On Thursday, Italian oil company, Eni and Libya’s National Oil Corporation (NOC) officially lifted the force majeure status on exploration areas A and B (onshore), and C (offshore) in Libya.
Eni, as the operator with a 42.5% stake, along with BP and the Libyan Investment Authority (LIA), will now be able to resume contract activities in these exploration basins.
It said in a statement that the decision came after it conducted a Security Risk Assessment. This was to evaluate the security conditions in the areas, which yielded positive results.
The revocation of force majeure allows Eni to recommence exploration operations in basins, which are close to Wafa’s gas facilities. Eni is a major player in Libya’s gas sector, accounting for 80% of the country’s national production, which amounted to 1.6 billion standard cubic feet per day in 2022.
The Italian company has been active in Libya since 1959, and currently holds a substantial portfolio of assets involved in exploration, production, and development.
Eni’s production activities in Libya are managed through the joint venture company Mellitah Oil and Gas BV, in which Eni and the NOC each hold a 50% stake. In 2022, the equity production from these operations reached 165,000 barrels of oil per day.
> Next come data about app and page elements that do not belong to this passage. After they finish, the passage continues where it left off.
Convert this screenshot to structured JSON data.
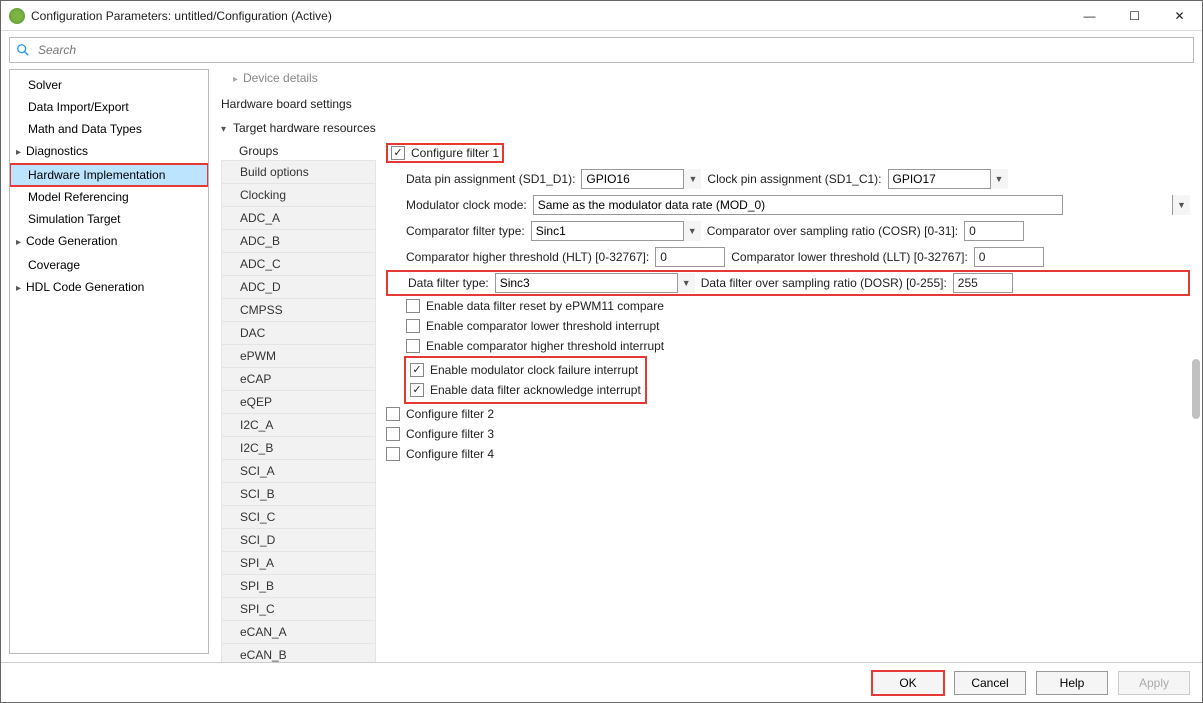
{
  "window": {
    "title": "Configuration Parameters: untitled/Configuration (Active)"
  },
  "search": {
    "placeholder": "Search"
  },
  "nav": {
    "items": [
      {
        "label": "Solver",
        "expandable": false
      },
      {
        "label": "Data Import/Export",
        "expandable": false
      },
      {
        "label": "Math and Data Types",
        "expandable": false
      },
      {
        "label": "Diagnostics",
        "expandable": true
      },
      {
        "label": "Hardware Implementation",
        "expandable": false,
        "selected": true,
        "highlighted": true
      },
      {
        "label": "Model Referencing",
        "expandable": false
      },
      {
        "label": "Simulation Target",
        "expandable": false
      },
      {
        "label": "Code Generation",
        "expandable": true
      },
      {
        "label": "Coverage",
        "expandable": false
      },
      {
        "label": "HDL Code Generation",
        "expandable": true
      }
    ]
  },
  "main": {
    "dim_section": "Device details",
    "section": "Hardware board settings",
    "expander": "Target hardware resources",
    "groups_title": "Groups",
    "groups": [
      "Build options",
      "Clocking",
      "ADC_A",
      "ADC_B",
      "ADC_C",
      "ADC_D",
      "CMPSS",
      "DAC",
      "ePWM",
      "eCAP",
      "eQEP",
      "I2C_A",
      "I2C_B",
      "SCI_A",
      "SCI_B",
      "SCI_C",
      "SCI_D",
      "SPI_A",
      "SPI_B",
      "SPI_C",
      "eCAN_A",
      "eCAN_B"
    ]
  },
  "form": {
    "configure_filter1": {
      "label": "Configure filter 1",
      "checked": true
    },
    "data_pin_label": "Data pin assignment (SD1_D1):",
    "data_pin_value": "GPIO16",
    "clock_pin_label": "Clock pin assignment (SD1_C1):",
    "clock_pin_value": "GPIO17",
    "mod_mode_label": "Modulator clock mode:",
    "mod_mode_value": "Same as the modulator data rate (MOD_0)",
    "comp_filter_label": "Comparator filter type:",
    "comp_filter_value": "Sinc1",
    "cosr_label": "Comparator over sampling ratio (COSR) [0-31]:",
    "cosr_value": "0",
    "hlt_label": "Comparator higher threshold (HLT) [0-32767]:",
    "hlt_value": "0",
    "llt_label": "Comparator lower threshold (LLT) [0-32767]:",
    "llt_value": "0",
    "data_filter_label": "Data filter type:",
    "data_filter_value": "Sinc3",
    "dosr_label": "Data filter over sampling ratio (DOSR) [0-255]:",
    "dosr_value": "255",
    "cb_reset": {
      "label": "Enable data filter reset by ePWM11 compare",
      "checked": false
    },
    "cb_low_int": {
      "label": "Enable comparator lower threshold interrupt",
      "checked": false
    },
    "cb_high_int": {
      "label": "Enable comparator higher threshold interrupt",
      "checked": false
    },
    "cb_mod_fail": {
      "label": "Enable modulator clock failure interrupt",
      "checked": true
    },
    "cb_ack_int": {
      "label": "Enable data filter acknowledge interrupt",
      "checked": true
    },
    "filter2": {
      "label": "Configure filter 2",
      "checked": false
    },
    "filter3": {
      "label": "Configure filter 3",
      "checked": false
    },
    "filter4": {
      "label": "Configure filter 4",
      "checked": false
    }
  },
  "footer": {
    "ok": "OK",
    "cancel": "Cancel",
    "help": "Help",
    "apply": "Apply"
  }
}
In January, the NOC signed an $8 billion deal with Eni, to develop two Libyan offshore gas fields. This comes as European nations seek to cut their dependence on Russian energy.
Eni will help develop two offshore fields, with production expected set to start in 2026, the company said on 28 January.
The Italian giant estimated the fields could produce about 7.5 billion cubic meters of gas a year, or more than two-thirds of the amount Italy imported from Russia last year.
European nations have been rushing to purchase natural gas from non-Russian sources, including North Africa, following Moscow’s invasion of Ukraine in February 2022.
Eni’s Chief Operating Officer, Giuseppe Ricci said Monday that the firm has reduced dependence on Russian gas imports from 40% to 7-8%. “Within two years we will completely free ourselves from these imports,” he explained at a conference in Italy.
Ricci revealed that all alternative gas sources that pass through the Mediterranean will be promoted through a pipeline extending from Libya and Algeria, and the TAP line coming from Azerbaijan. This is in addition to LNG re-condensation stations. He stressed that “energy security can only be achieved through diversification.”
In April, the Italian Environment Minister, Gilberto Pichetto-Fratin said that Italy had overcome its dependence on Russian gas thanks to African gas from Libya and Algeria.
He told Corriere della Sera newspaper that “Russia used to account for 40% of our gas needs, but today Italy can import a little over 10%.” He confirmed that Italy “has actually overcome its dependence on Moscow by increasing gas imports from the east via the TAP (Trans Adriatic Pipeline) and from Africa thanks to new agreements with Libya and Algeria.”